Now teachers are left in the uncomfortable position of having to alter their plans toward a curriculum that is clearly not in the best interests of the students.

SO WHAT CAN WE DO?

Some teachers are firmly refusing to revert back to the old 1998 curriculum, and in doing so are taking a stand against this ignorant knee-jerk decision. One inspiring sexuality educator in Toronto, Nadine Thornhill, is creating a video project to ensure the 2015 curriculum is still accessible to anyone who wants to access it.

Just as some educators refused to address parts of the new curriculum when it was implemented in 2016, so too other educators will now surely elaborate on topics in the classroom as they see fit regardless of the current regression to the 1998 curriculum.

I hope that school and public libraries will also increase the visibility and accessibility of titles that address consent, comprehensive sexual education, gender identity, gender expression, LGBTQ+, and online safety.

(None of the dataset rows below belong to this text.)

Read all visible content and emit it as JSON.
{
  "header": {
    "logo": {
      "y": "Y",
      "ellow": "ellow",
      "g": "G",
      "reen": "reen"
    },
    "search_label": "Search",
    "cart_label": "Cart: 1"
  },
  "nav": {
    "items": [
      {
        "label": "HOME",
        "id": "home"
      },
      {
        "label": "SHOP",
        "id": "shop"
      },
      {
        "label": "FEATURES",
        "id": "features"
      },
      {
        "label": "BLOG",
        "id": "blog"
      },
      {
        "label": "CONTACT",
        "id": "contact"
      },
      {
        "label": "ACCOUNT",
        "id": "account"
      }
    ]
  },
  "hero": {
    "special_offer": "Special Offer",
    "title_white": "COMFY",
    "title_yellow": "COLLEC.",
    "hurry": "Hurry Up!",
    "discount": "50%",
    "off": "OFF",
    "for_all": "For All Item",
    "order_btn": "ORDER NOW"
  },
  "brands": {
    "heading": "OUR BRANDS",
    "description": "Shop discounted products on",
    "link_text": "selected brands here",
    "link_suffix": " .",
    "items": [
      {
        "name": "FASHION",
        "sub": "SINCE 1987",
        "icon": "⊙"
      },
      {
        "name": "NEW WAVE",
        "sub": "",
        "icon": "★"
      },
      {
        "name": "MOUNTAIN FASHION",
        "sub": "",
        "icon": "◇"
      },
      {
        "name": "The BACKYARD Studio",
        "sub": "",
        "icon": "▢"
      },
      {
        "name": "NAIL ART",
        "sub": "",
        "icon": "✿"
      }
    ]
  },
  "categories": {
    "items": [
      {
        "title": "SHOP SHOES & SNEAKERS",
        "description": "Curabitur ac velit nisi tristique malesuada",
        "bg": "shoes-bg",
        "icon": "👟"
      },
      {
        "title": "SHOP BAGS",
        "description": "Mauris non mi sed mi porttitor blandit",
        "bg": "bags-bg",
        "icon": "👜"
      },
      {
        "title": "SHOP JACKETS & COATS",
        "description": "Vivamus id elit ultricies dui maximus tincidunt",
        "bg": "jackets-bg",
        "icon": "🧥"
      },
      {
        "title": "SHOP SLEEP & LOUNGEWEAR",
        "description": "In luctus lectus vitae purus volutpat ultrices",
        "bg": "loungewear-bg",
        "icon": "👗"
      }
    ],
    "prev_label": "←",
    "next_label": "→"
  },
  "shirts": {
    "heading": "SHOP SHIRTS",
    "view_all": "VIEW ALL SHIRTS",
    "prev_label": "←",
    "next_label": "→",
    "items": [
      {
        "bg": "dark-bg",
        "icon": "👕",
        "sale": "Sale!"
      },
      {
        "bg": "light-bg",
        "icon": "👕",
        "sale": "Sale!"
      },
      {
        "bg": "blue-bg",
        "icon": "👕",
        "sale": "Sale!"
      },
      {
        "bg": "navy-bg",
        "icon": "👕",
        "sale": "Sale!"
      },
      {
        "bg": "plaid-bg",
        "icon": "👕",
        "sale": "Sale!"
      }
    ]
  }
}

Soon I will post a blog post with recommendations of book titles on these topics.